Activity: All of the records should be given again verbatim.

---------- Records to use ----------

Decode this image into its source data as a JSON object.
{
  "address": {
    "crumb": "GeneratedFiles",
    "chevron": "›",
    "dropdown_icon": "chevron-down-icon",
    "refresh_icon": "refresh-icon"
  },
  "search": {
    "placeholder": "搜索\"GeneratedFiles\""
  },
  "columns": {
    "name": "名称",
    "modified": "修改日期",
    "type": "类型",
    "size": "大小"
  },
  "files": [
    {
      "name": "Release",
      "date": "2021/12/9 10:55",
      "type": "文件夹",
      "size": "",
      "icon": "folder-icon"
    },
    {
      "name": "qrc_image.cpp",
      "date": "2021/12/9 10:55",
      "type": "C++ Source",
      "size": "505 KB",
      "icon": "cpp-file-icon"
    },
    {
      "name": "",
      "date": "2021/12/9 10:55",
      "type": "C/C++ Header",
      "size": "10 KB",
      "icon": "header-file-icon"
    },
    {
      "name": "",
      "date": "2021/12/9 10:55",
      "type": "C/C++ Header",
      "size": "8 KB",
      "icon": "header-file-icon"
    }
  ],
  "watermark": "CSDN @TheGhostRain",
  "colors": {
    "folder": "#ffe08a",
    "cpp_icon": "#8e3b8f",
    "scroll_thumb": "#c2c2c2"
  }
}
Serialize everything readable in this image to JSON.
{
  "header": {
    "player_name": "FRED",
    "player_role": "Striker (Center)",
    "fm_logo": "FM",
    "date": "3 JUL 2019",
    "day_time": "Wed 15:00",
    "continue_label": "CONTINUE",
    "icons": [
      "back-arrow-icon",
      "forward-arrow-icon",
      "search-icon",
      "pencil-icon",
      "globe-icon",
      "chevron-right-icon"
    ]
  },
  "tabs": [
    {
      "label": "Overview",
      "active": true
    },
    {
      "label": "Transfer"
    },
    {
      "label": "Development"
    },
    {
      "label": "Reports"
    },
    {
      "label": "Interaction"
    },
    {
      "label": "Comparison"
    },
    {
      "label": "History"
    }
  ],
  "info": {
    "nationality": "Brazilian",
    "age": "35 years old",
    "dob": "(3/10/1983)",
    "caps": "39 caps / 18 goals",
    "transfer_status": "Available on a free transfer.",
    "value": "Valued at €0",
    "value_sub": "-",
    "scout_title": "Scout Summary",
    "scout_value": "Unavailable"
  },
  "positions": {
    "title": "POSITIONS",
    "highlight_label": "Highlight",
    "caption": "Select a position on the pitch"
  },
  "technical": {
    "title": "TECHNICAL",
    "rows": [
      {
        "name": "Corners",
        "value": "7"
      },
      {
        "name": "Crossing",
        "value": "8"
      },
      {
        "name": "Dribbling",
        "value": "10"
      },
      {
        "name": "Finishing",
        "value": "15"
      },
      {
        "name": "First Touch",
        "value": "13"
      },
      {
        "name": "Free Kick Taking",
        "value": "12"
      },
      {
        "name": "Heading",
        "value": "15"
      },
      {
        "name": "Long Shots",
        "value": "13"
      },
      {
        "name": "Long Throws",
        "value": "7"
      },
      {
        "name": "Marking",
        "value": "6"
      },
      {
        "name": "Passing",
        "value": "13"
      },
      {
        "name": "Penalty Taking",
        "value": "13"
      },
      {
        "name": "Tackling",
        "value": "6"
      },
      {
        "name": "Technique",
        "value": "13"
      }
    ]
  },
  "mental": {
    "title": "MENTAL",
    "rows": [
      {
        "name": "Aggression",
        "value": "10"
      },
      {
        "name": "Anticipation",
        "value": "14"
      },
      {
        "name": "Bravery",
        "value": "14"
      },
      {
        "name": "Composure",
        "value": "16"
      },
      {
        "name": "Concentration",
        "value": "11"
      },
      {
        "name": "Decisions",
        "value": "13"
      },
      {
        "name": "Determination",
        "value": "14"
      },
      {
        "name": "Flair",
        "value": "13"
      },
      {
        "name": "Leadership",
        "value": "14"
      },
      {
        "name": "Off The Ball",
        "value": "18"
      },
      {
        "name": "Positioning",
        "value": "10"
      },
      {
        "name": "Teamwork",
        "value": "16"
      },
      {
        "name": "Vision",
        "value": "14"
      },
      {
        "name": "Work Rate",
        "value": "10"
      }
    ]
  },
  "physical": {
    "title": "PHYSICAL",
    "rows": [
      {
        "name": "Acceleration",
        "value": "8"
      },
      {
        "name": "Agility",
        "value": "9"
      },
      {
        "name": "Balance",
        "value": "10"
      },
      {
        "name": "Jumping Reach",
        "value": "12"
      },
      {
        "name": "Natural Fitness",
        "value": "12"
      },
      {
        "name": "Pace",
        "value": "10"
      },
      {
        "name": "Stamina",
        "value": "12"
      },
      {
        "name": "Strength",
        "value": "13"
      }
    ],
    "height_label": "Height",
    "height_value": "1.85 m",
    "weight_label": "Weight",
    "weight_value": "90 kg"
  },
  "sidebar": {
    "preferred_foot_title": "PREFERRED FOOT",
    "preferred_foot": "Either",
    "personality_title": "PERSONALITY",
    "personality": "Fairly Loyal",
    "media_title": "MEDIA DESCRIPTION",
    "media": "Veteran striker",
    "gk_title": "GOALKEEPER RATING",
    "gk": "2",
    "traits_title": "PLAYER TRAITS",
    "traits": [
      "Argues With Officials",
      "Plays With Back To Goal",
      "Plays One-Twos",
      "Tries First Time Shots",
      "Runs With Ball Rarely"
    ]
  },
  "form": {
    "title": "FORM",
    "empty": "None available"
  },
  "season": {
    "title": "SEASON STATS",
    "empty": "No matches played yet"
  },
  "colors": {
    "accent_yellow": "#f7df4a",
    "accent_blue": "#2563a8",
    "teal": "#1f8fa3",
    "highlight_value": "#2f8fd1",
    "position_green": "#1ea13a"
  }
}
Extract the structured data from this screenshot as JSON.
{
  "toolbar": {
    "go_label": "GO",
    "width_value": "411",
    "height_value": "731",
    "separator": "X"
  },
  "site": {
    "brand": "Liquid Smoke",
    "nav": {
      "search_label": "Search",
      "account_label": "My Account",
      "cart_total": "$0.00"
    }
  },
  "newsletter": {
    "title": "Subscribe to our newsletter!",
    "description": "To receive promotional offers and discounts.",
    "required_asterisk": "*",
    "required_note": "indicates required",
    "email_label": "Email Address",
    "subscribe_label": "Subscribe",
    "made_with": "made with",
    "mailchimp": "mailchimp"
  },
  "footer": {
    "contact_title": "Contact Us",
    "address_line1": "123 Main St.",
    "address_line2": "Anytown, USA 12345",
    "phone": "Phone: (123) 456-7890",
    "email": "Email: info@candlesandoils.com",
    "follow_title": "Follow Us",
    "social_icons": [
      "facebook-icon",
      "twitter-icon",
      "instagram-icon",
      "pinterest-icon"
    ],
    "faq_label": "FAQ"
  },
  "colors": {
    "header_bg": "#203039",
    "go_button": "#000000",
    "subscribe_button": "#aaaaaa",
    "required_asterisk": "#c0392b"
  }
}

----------

Result of this exercise:
Decode this image into its source data as a JSON object.
{
  "address": {
    "crumb": "GeneratedFiles",
    "chevron": "›",
    "dropdown_icon": "chevron-down-icon",
    "refresh_icon": "refresh-icon"
  },
  "search": {
    "placeholder": "搜索\"GeneratedFiles\""
  },
  "columns": {
    "name": "名称",
    "modified": "修改日期",
    "type": "类型",
    "size": "大小"
  },
  "files": [
    {
      "name": "Release",
      "date": "2021/12/9 10:55",
      "type": "文件夹",
      "size": "",
      "icon": "folder-icon"
    },
    {
      "name": "qrc_image.cpp",
      "date": "2021/12/9 10:55",
      "type": "C++ Source",
      "size": "505 KB",
      "icon": "cpp-file-icon"
    },
    {
      "name": "",
      "date": "2021/12/9 10:55",
      "type": "C/C++ Header",
      "size": "10 KB",
      "icon": "header-file-icon"
    },
    {
      "name": "",
      "date": "2021/12/9 10:55",
      "type": "C/C++ Header",
      "size": "8 KB",
      "icon": "header-file-icon"
    }
  ],
  "watermark": "CSDN @TheGhostRain",
  "colors": {
    "folder": "#ffe08a",
    "cpp_icon": "#8e3b8f",
    "scroll_thumb": "#c2c2c2"
  }
}
Serialize everything readable in this image to JSON.
{
  "header": {
    "player_name": "FRED",
    "player_role": "Striker (Center)",
    "fm_logo": "FM",
    "date": "3 JUL 2019",
    "day_time": "Wed 15:00",
    "continue_label": "CONTINUE",
    "icons": [
      "back-arrow-icon",
      "forward-arrow-icon",
      "search-icon",
      "pencil-icon",
      "globe-icon",
      "chevron-right-icon"
    ]
  },
  "tabs": [
    {
      "label": "Overview",
      "active": true
    },
    {
      "label": "Transfer"
    },
    {
      "label": "Development"
    },
    {
      "label": "Reports"
    },
    {
      "label": "Interaction"
    },
    {
      "label": "Comparison"
    },
    {
      "label": "History"
    }
  ],
  "info": {
    "nationality": "Brazilian",
    "age": "35 years old",
    "dob": "(3/10/1983)",
    "caps": "39 caps / 18 goals",
    "transfer_status": "Available on a free transfer.",
    "value": "Valued at €0",
    "value_sub": "-",
    "scout_title": "Scout Summary",
    "scout_value": "Unavailable"
  },
  "positions": {
    "title": "POSITIONS",
    "highlight_label": "Highlight",
    "caption": "Select a position on the pitch"
  },
  "technical": {
    "title": "TECHNICAL",
    "rows": [
      {
        "name": "Corners",
        "value": "7"
      },
      {
        "name": "Crossing",
        "value": "8"
      },
      {
        "name": "Dribbling",
        "value": "10"
      },
      {
        "name": "Finishing",
        "value": "15"
      },
      {
        "name": "First Touch",
        "value": "13"
      },
      {
        "name": "Free Kick Taking",
        "value": "12"
      },
      {
        "name": "Heading",
        "value": "15"
      },
      {
        "name": "Long Shots",
        "value": "13"
      },
      {
        "name": "Long Throws",
        "value": "7"
      },
      {
        "name": "Marking",
        "value": "6"
      },
      {
        "name": "Passing",
        "value": "13"
      },
      {
        "name": "Penalty Taking",
        "value": "13"
      },
      {
        "name": "Tackling",
        "value": "6"
      },
      {
        "name": "Technique",
        "value": "13"
      }
    ]
  },
  "mental": {
    "title": "MENTAL",
    "rows": [
      {
        "name": "Aggression",
        "value": "10"
      },
      {
        "name": "Anticipation",
        "value": "14"
      },
      {
        "name": "Bravery",
        "value": "14"
      },
      {
        "name": "Composure",
        "value": "16"
      },
      {
        "name": "Concentration",
        "value": "11"
      },
      {
        "name": "Decisions",
        "value": "13"
      },
      {
        "name": "Determination",
        "value": "14"
      },
      {
        "name": "Flair",
        "value": "13"
      },
      {
        "name": "Leadership",
        "value": "14"
      },
      {
        "name": "Off The Ball",
        "value": "18"
      },
      {
        "name": "Positioning",
        "value": "10"
      },
      {
        "name": "Teamwork",
        "value": "16"
      },
      {
        "name": "Vision",
        "value": "14"
      },
      {
        "name": "Work Rate",
        "value": "10"
      }
    ]
  },
  "physical": {
    "title": "PHYSICAL",
    "rows": [
      {
        "name": "Acceleration",
        "value": "8"
      },
      {
        "name": "Agility",
        "value": "9"
      },
      {
        "name": "Balance",
        "value": "10"
      },
      {
        "name": "Jumping Reach",
        "value": "12"
      },
      {
        "name": "Natural Fitness",
        "value": "12"
      },
      {
        "name": "Pace",
        "value": "10"
      },
      {
        "name": "Stamina",
        "value": "12"
      },
      {
        "name": "Strength",
        "value": "13"
      }
    ],
    "height_label": "Height",
    "height_value": "1.85 m",
    "weight_label": "Weight",
    "weight_value": "90 kg"
  },
  "sidebar": {
    "preferred_foot_title": "PREFERRED FOOT",
    "preferred_foot": "Either",
    "personality_title": "PERSONALITY",
    "personality": "Fairly Loyal",
    "media_title": "MEDIA DESCRIPTION",
    "media": "Veteran striker",
    "gk_title": "GOALKEEPER RATING",
    "gk": "2",
    "traits_title": "PLAYER TRAITS",
    "traits": [
      "Argues With Officials",
      "Plays With Back To Goal",
      "Plays One-Twos",
      "Tries First Time Shots",
      "Runs With Ball Rarely"
    ]
  },
  "form": {
    "title": "FORM",
    "empty": "None available"
  },
  "season": {
    "title": "SEASON STATS",
    "empty": "No matches played yet"
  },
  "colors": {
    "accent_yellow": "#f7df4a",
    "accent_blue": "#2563a8",
    "teal": "#1f8fa3",
    "highlight_value": "#2f8fd1",
    "position_green": "#1ea13a"
  }
}
Extract the structured data from this screenshot as JSON.
{
  "toolbar": {
    "go_label": "GO",
    "width_value": "411",
    "height_value": "731",
    "separator": "X"
  },
  "site": {
    "brand": "Liquid Smoke",
    "nav": {
      "search_label": "Search",
      "account_label": "My Account",
      "cart_total": "$0.00"
    }
  },
  "newsletter": {
    "title": "Subscribe to our newsletter!",
    "description": "To receive promotional offers and discounts.",
    "required_asterisk": "*",
    "required_note": "indicates required",
    "email_label": "Email Address",
    "subscribe_label": "Subscribe",
    "made_with": "made with",
    "mailchimp": "mailchimp"
  },
  "footer": {
    "contact_title": "Contact Us",
    "address_line1": "123 Main St.",
    "address_line2": "Anytown, USA 12345",
    "phone": "Phone: (123) 456-7890",
    "email": "Email: info@candlesandoils.com",
    "follow_title": "Follow Us",
    "social_icons": [
      "facebook-icon",
      "twitter-icon",
      "instagram-icon",
      "pinterest-icon"
    ],
    "faq_label": "FAQ"
  },
  "colors": {
    "header_bg": "#203039",
    "go_button": "#000000",
    "subscribe_button": "#aaaaaa",
    "required_asterisk": "#c0392b"
  }
}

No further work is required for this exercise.